The number of tourists fell alarmingly as terrified families cancelled their holidays, saying they didn't want to put their children at risk.
Reports said things got so bad that a number of shops which relied on the tourist trade went out of business.
The main visitors were journalists and news crews - the "pariahs of Praia da Luz", as some branded them.
Reporters still visit the village from time to time, but they are usually ignored.
The Netflix series seems to have deepened the locals' resentment.
Few people I approached were willing to talk about Maddie on the record.
"No offence, but we have had enough of the negative media spotlight," said one ex-pat from Leicester.
"We were very friendly and open to journalists at the start. We wanted to do anything we could to help bring the little girl back to her parents.
"But the longer this has gone on, the more tired we have become."

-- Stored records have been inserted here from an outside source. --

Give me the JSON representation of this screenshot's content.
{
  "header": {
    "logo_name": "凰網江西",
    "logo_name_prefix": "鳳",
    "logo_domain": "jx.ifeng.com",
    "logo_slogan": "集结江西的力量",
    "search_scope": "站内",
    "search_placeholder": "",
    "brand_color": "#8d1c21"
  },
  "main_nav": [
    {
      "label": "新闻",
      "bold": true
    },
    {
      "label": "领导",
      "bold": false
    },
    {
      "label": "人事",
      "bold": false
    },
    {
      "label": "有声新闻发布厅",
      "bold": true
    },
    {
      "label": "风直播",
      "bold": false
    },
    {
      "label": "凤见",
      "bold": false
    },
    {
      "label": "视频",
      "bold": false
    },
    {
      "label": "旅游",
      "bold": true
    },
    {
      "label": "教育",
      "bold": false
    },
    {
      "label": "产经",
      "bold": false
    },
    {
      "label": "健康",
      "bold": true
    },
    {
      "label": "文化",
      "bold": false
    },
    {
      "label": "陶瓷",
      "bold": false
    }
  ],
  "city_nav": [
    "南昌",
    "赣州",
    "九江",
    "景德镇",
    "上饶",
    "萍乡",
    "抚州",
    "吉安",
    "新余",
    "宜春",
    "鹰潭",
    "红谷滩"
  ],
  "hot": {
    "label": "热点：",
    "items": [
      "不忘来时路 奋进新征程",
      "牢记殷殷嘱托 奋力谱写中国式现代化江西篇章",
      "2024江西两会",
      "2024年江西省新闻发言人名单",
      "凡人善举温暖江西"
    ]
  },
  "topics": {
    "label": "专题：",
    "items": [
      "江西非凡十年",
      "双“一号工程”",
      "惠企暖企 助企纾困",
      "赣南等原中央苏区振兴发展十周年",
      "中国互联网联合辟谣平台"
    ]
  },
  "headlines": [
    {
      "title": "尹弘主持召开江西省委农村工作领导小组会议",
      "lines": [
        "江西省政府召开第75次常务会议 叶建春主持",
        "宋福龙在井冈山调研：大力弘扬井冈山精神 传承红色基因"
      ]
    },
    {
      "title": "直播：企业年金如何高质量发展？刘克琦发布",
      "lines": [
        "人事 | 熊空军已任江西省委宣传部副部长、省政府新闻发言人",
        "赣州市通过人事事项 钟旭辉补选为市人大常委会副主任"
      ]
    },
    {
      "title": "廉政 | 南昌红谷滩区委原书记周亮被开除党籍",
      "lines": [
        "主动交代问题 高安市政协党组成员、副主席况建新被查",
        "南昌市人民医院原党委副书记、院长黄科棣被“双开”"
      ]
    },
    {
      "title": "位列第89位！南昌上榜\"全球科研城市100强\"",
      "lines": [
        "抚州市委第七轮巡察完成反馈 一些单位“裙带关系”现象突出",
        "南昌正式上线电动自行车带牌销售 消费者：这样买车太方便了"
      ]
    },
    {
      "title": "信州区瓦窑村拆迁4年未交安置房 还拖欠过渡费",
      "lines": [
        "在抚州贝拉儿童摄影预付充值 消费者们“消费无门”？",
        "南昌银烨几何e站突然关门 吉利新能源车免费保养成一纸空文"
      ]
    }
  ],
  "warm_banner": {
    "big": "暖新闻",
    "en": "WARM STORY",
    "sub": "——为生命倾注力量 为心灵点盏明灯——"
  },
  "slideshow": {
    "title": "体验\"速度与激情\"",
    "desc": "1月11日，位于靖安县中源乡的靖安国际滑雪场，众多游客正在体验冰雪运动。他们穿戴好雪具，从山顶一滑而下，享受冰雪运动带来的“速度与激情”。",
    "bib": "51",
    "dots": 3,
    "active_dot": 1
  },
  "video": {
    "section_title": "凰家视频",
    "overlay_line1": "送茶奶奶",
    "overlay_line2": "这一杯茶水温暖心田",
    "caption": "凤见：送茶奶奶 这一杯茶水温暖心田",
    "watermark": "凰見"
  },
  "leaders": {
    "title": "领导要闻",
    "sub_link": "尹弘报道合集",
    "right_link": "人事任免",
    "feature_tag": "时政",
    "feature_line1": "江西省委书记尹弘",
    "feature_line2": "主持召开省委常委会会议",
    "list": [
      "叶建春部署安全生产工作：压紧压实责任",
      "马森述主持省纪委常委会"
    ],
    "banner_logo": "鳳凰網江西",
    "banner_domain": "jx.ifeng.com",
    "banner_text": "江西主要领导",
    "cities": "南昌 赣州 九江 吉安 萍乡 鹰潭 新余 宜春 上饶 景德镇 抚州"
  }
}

The focus of life in Praia da Luz is its place of worship, the 16th-century Catholic Church of Nossa Senhora da Luz, which sits just above the beach and which is dedicated to "Our Lady of Light" and doubles up as St Vincent's Anglican chaplaincy.
The white and mustard, yellow-trimmed church was instantly recognisable from the news footage of people arriving there to pray for Maddie's safe return.
Her parents were given a key to the building, so they could go there secretly in the middle of the night, away from the gaze of the cameras.
A little corner of the church, which was searched by police, was set aside as a prayer spot, but it is long gone.
My wife lit a candle for the missing girl.
Church officials, including the Anglican cleric Rob Kean, didn't respond to requests for interviews.
One exasperated official in the past told journalists that he would talk about potatoes, the internet, the sea, whatever, "but not Maddie".
English-language newspapers on the Algarve have made clear their frustration at constant approaches for comments from visiting journalists.
They have also attacked the British tabloids for their 'churnalism' - churning out unsubstantiated claims about the notorious case.
Praia da Luz wasn't busy on the day we visited, but on the beach there were clear indications that safety concerns among families have dissipated, as parents watched their children playing happily on the sand and in the sea.
But for a day-trip visitor, it was hard not to let the mind wander to 2007 and all the speculation about what might have happened to Maddie and where she might have ended up.
A number of people in the village have expressed alarm that so many resources have been devoted to the search when many other children have gone missing around the world.
"If Maddie had been the daughter of a poor couple, would so much have been done?" asked one woman.
The cost of the Portuguese and British investigation into the disappearance is staggering - an estimated £12m so far.
Earlier this month, the Home Office in London promised another £300,000 to fund the still-active probe by the Metropolitan Police.
In Portimao, 20 miles from Praia da Luz, the old police station that Gerry and Kate McCann were seen visiting regularly and where they were told they were 'arguidos' (official suspects) has been replaced by a £6m base (the McCanns later had their arguido status lifted).
Police in Portimao and at Policia Judiciara headquarters 200 miles away in Lisbon have always rejected claims that their initial probe was flawed.
They insisted that, at the outset, they were conducting a rescue operation, not a criminal investigation.
English-based friends who have a holiday home in Lagos admitted that the debate over Madeleine McCann's fate was still a live one.
Even the mention of her name sparked a lengthy discussion during our holiday there.
It was clear that opinions which used to be deeply divided aren't quite so split now.
A new official tourist guide goes to extraordinary lengths to assure potential holidaymakers that the reality of Praia da Luz today is that it presents no risks, hailing it as one of the safest places in Portugal.
But another reality for Praia da Luz, which means 'beach of the light', is that what happened 12 years ago may never allow it to emerge fully from the darkness.